§ **What this task involves**: Every line of the material that holds "true" should be counted; give the number and nothing more.

§ **Provided entries**:
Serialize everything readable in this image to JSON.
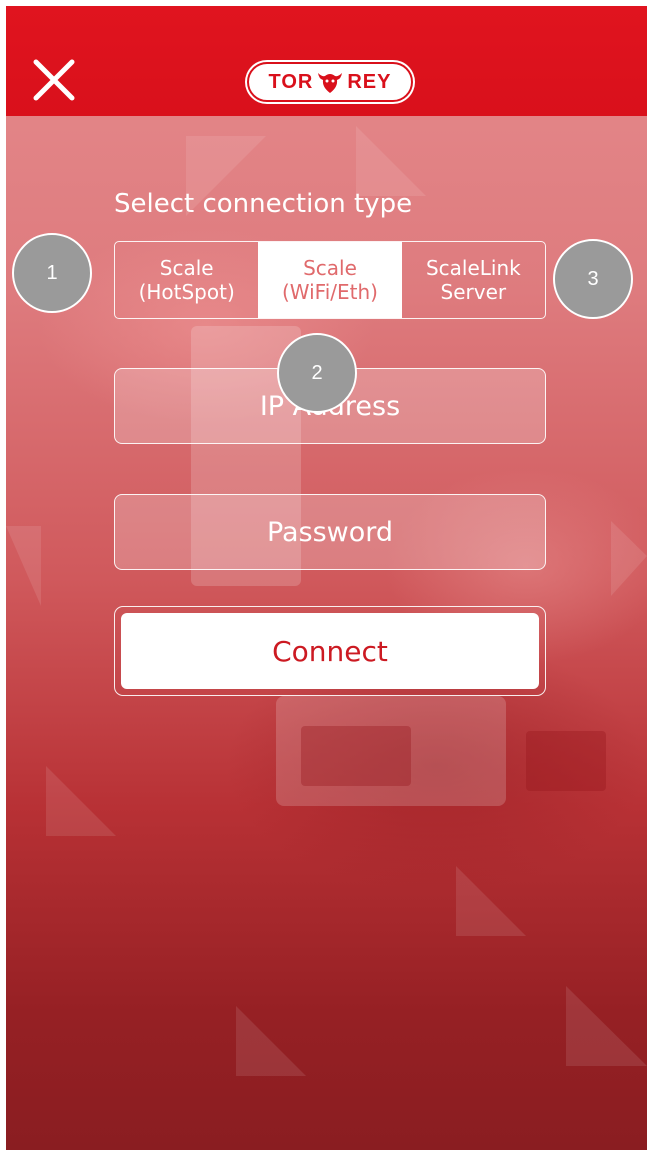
{
  "header": {
    "close_icon": "close-icon",
    "logo": {
      "left": "TOR",
      "right": "REY",
      "mark_icon": "bull-head-icon"
    }
  },
  "form": {
    "title": "Select connection type",
    "segments": [
      {
        "line1": "Scale",
        "line2": "(HotSpot)",
        "selected": false
      },
      {
        "line1": "Scale",
        "line2": "(WiFi/Eth)",
        "selected": true
      },
      {
        "line1": "ScaleLink",
        "line2": "Server",
        "selected": false
      }
    ],
    "ip_placeholder": "IP Address",
    "password_placeholder": "Password",
    "connect_label": "Connect"
  },
  "markers": [
    "1",
    "2",
    "3"
  ],
  "colors": {
    "brand_red": "#d9101b",
    "connect_text": "#cc1a22",
    "marker_gray": "#9a9a9a"
  }
}
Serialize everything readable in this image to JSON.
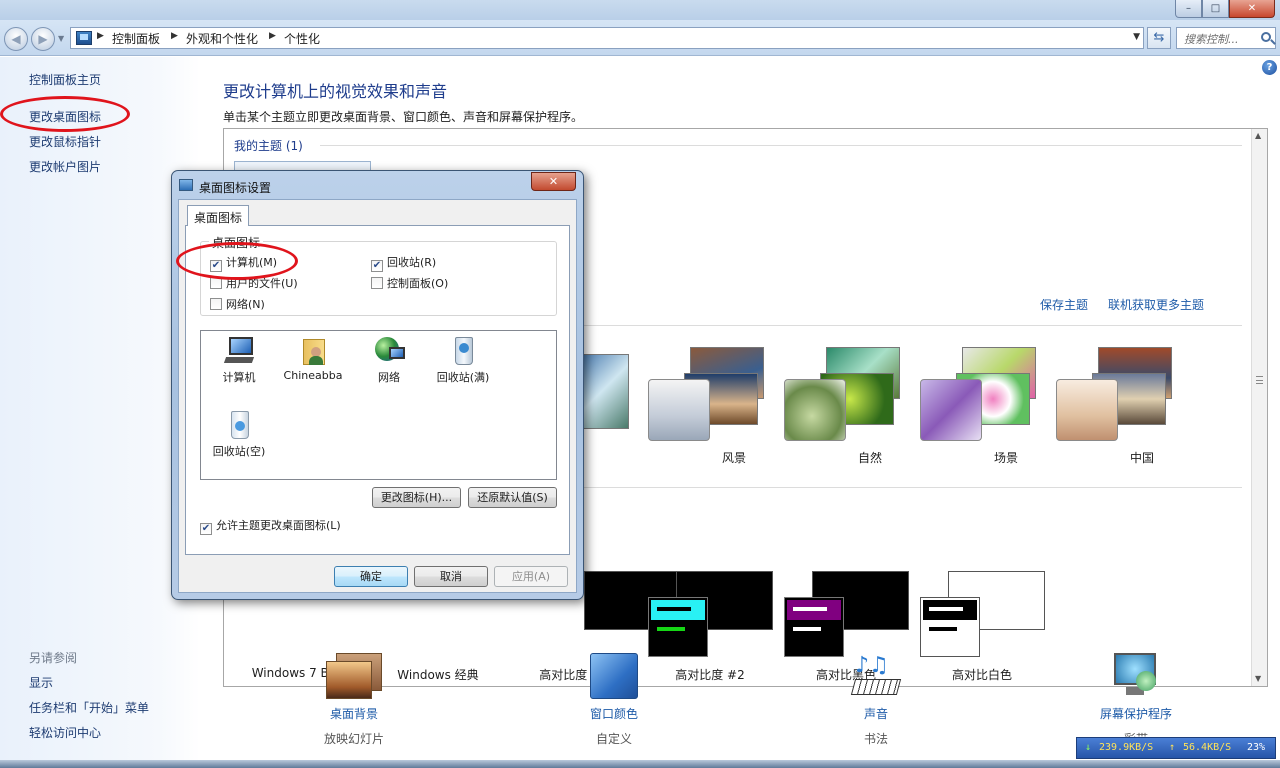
{
  "window": {
    "min": "–",
    "max": "□",
    "close": "✕"
  },
  "address": {
    "breadcrumbs": [
      "控制面板",
      "外观和个性化",
      "个性化"
    ],
    "search_placeholder": "搜索控制..."
  },
  "sidebar": {
    "home": "控制面板主页",
    "links": [
      "更改桌面图标",
      "更改鼠标指针",
      "更改帐户图片"
    ],
    "see_also_label": "另请参阅",
    "see_also": [
      "显示",
      "任务栏和「开始」菜单",
      "轻松访问中心"
    ]
  },
  "main": {
    "title": "更改计算机上的视觉效果和声音",
    "subtitle": "单击某个主题立即更改桌面背景、窗口颜色、声音和屏幕保护程序。",
    "my_themes": "我的主题 (1)",
    "save_theme": "保存主题",
    "get_more_themes": "联机获取更多主题",
    "aero_themes": [
      "风景",
      "自然",
      "场景",
      "中国"
    ],
    "basic_themes": [
      "Windows 7 Basic",
      "Windows 经典",
      "高对比度 #1",
      "高对比度 #2",
      "高对比黑色",
      "高对比白色"
    ]
  },
  "bottom": [
    {
      "label": "桌面背景",
      "sub": "放映幻灯片"
    },
    {
      "label": "窗口颜色",
      "sub": "自定义"
    },
    {
      "label": "声音",
      "sub": "书法"
    },
    {
      "label": "屏幕保护程序",
      "sub": "彩带"
    }
  ],
  "dialog": {
    "title": "桌面图标设置",
    "tab": "桌面图标",
    "group_legend": "桌面图标",
    "checkboxes": {
      "computer": {
        "label": "计算机(M)",
        "checked": true
      },
      "recycle": {
        "label": "回收站(R)",
        "checked": true
      },
      "user_files": {
        "label": "用户的文件(U)",
        "checked": false
      },
      "control_panel": {
        "label": "控制面板(O)",
        "checked": false
      },
      "network": {
        "label": "网络(N)",
        "checked": false
      }
    },
    "icons": [
      "计算机",
      "Chineabba",
      "网络",
      "回收站(满)",
      "回收站(空)"
    ],
    "change_icon": "更改图标(H)...",
    "restore_default": "还原默认值(S)",
    "allow_themes": {
      "label": "允许主题更改桌面图标(L)",
      "checked": true
    },
    "ok": "确定",
    "cancel": "取消",
    "apply": "应用(A)"
  },
  "netmeter": {
    "down": "239.9KB/S",
    "up": "56.4KB/S",
    "cpu": "23%"
  },
  "colors": {
    "link": "#1e5ba8",
    "annotation": "#e0141c"
  }
}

§ **Exercise response**: 4